SOURCE MATERIAL START
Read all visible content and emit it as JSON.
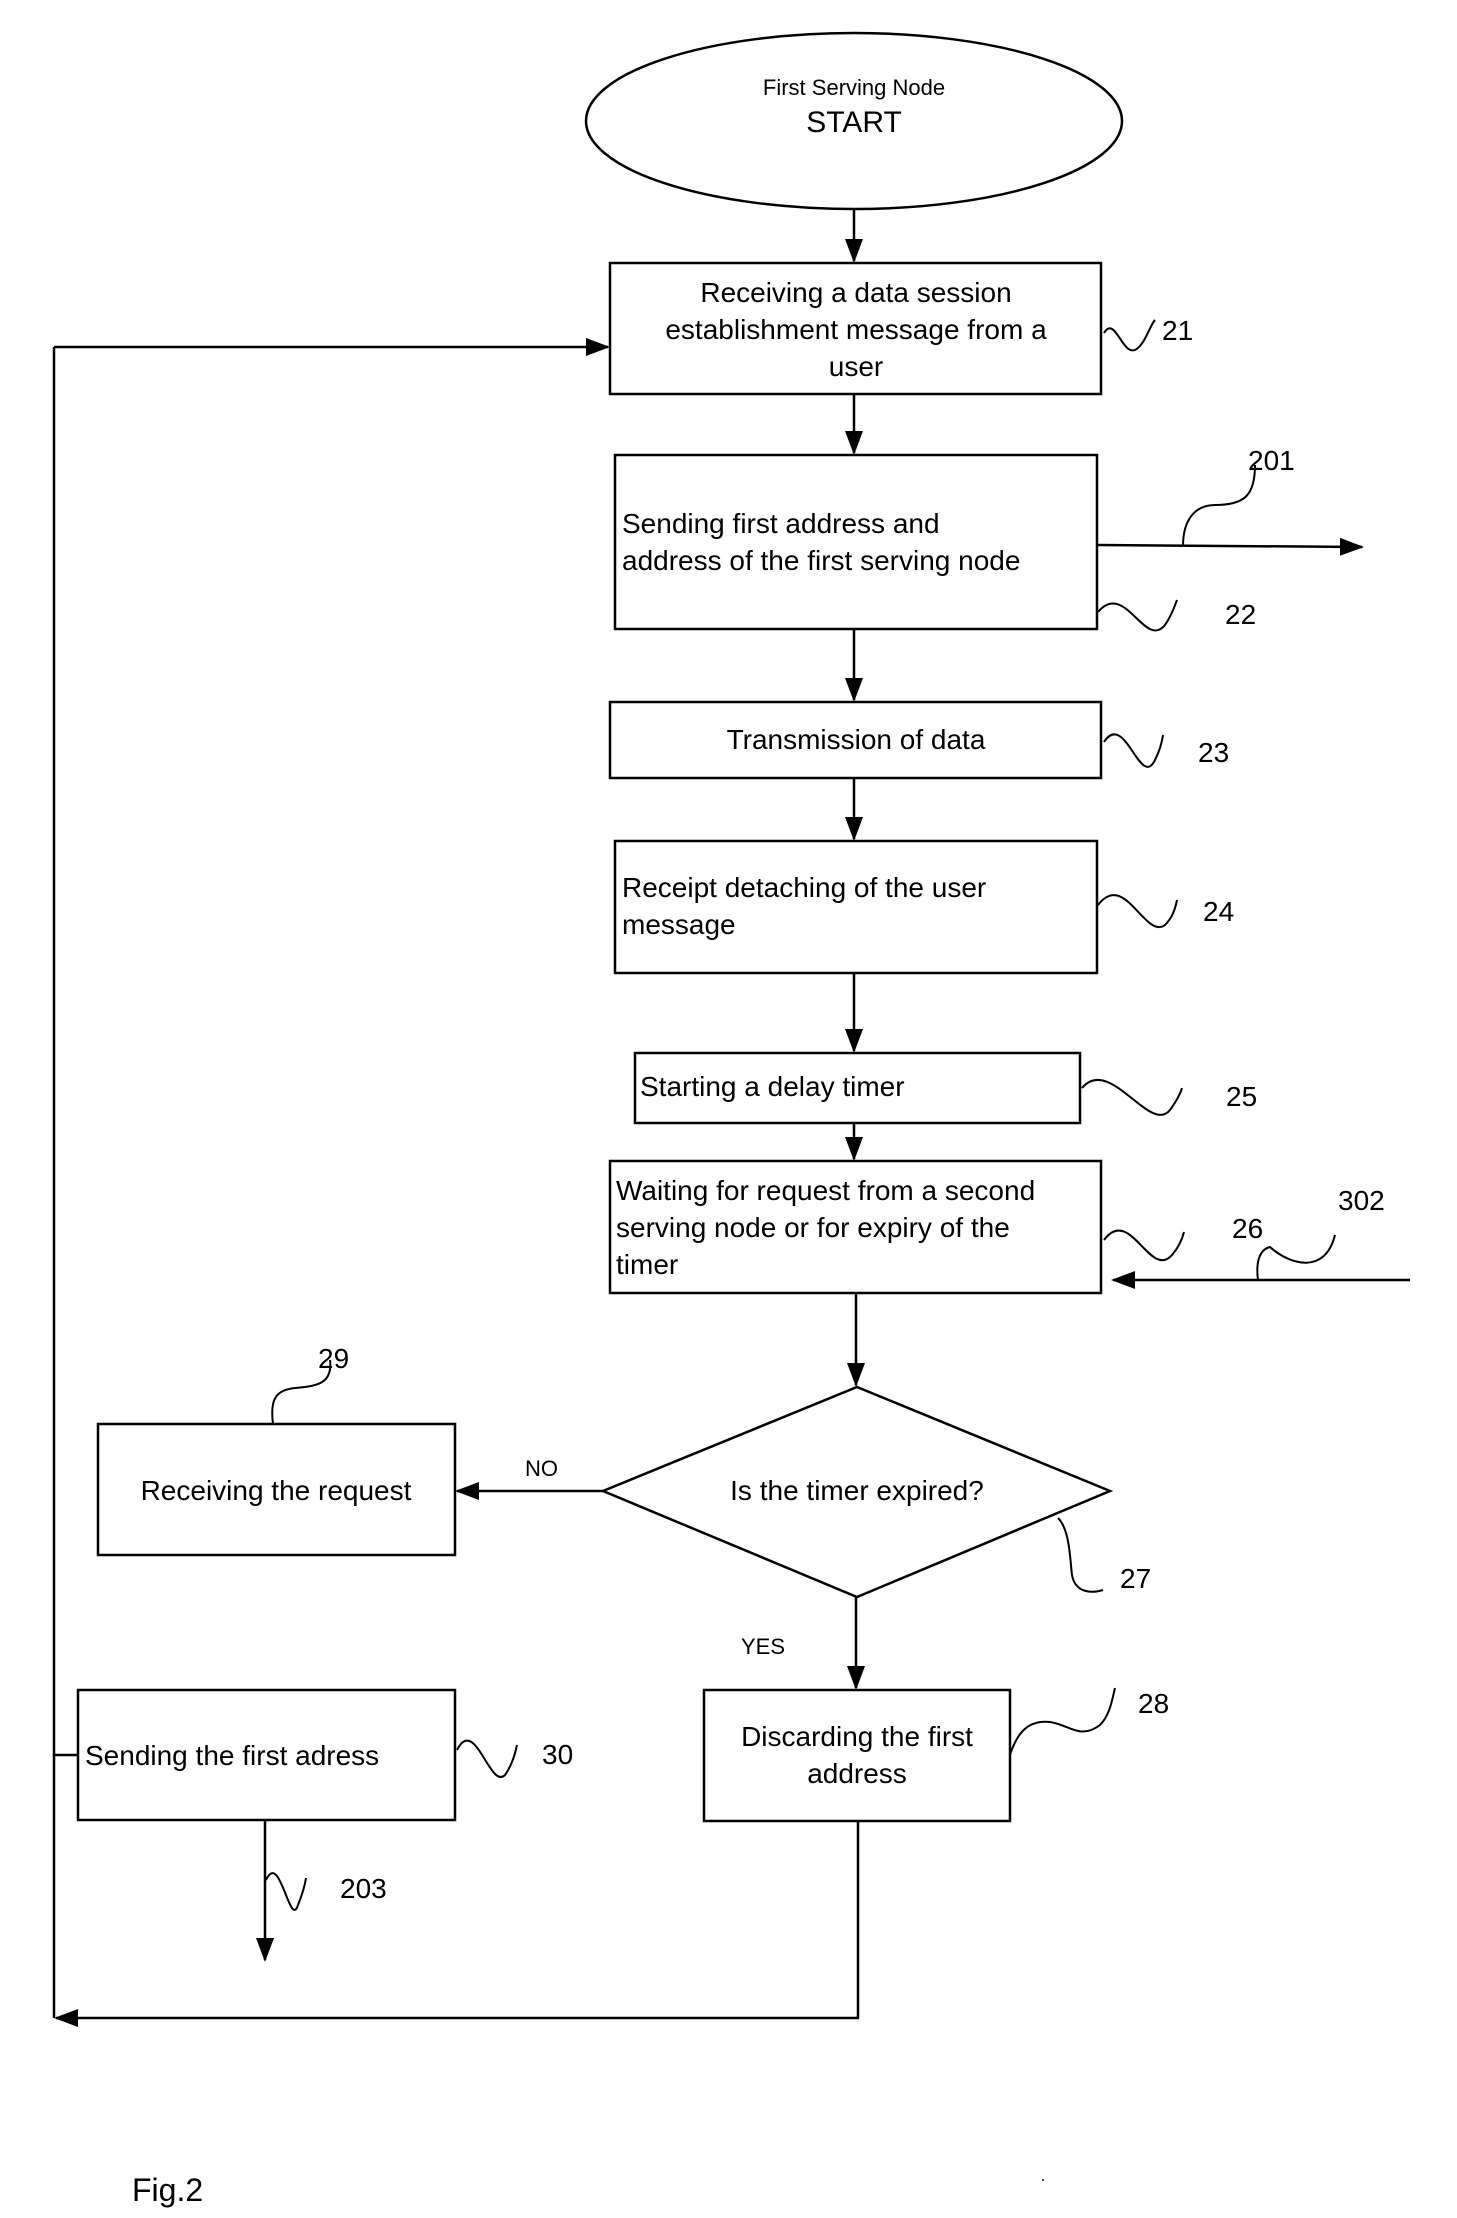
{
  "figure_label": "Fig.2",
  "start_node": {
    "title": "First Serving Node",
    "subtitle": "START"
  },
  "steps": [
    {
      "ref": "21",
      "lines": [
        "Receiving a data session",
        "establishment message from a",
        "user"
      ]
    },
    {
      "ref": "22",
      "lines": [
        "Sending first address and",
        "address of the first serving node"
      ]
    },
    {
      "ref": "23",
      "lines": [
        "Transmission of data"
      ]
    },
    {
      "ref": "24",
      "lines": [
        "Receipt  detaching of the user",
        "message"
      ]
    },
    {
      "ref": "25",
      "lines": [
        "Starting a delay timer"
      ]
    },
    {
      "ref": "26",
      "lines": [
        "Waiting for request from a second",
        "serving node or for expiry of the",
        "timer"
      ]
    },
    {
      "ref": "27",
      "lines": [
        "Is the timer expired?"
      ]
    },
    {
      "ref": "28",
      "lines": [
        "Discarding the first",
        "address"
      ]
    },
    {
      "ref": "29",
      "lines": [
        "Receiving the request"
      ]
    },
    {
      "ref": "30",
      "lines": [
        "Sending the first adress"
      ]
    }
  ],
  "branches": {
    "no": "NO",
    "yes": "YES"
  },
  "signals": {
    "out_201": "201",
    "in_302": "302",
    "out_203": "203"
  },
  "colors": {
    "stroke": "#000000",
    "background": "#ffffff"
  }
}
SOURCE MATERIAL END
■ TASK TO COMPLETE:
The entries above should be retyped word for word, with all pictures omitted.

■ FINISHED EXERCISE:
Read all visible content and emit it as JSON.
{
  "figure_label": "Fig.2",
  "start_node": {
    "title": "First Serving Node",
    "subtitle": "START"
  },
  "steps": [
    {
      "ref": "21",
      "lines": [
        "Receiving a data session",
        "establishment message from a",
        "user"
      ]
    },
    {
      "ref": "22",
      "lines": [
        "Sending first address and",
        "address of the first serving node"
      ]
    },
    {
      "ref": "23",
      "lines": [
        "Transmission of data"
      ]
    },
    {
      "ref": "24",
      "lines": [
        "Receipt  detaching of the user",
        "message"
      ]
    },
    {
      "ref": "25",
      "lines": [
        "Starting a delay timer"
      ]
    },
    {
      "ref": "26",
      "lines": [
        "Waiting for request from a second",
        "serving node or for expiry of the",
        "timer"
      ]
    },
    {
      "ref": "27",
      "lines": [
        "Is the timer expired?"
      ]
    },
    {
      "ref": "28",
      "lines": [
        "Discarding the first",
        "address"
      ]
    },
    {
      "ref": "29",
      "lines": [
        "Receiving the request"
      ]
    },
    {
      "ref": "30",
      "lines": [
        "Sending the first adress"
      ]
    }
  ],
  "branches": {
    "no": "NO",
    "yes": "YES"
  },
  "signals": {
    "out_201": "201",
    "in_302": "302",
    "out_203": "203"
  },
  "colors": {
    "stroke": "#000000",
    "background": "#ffffff"
  }
}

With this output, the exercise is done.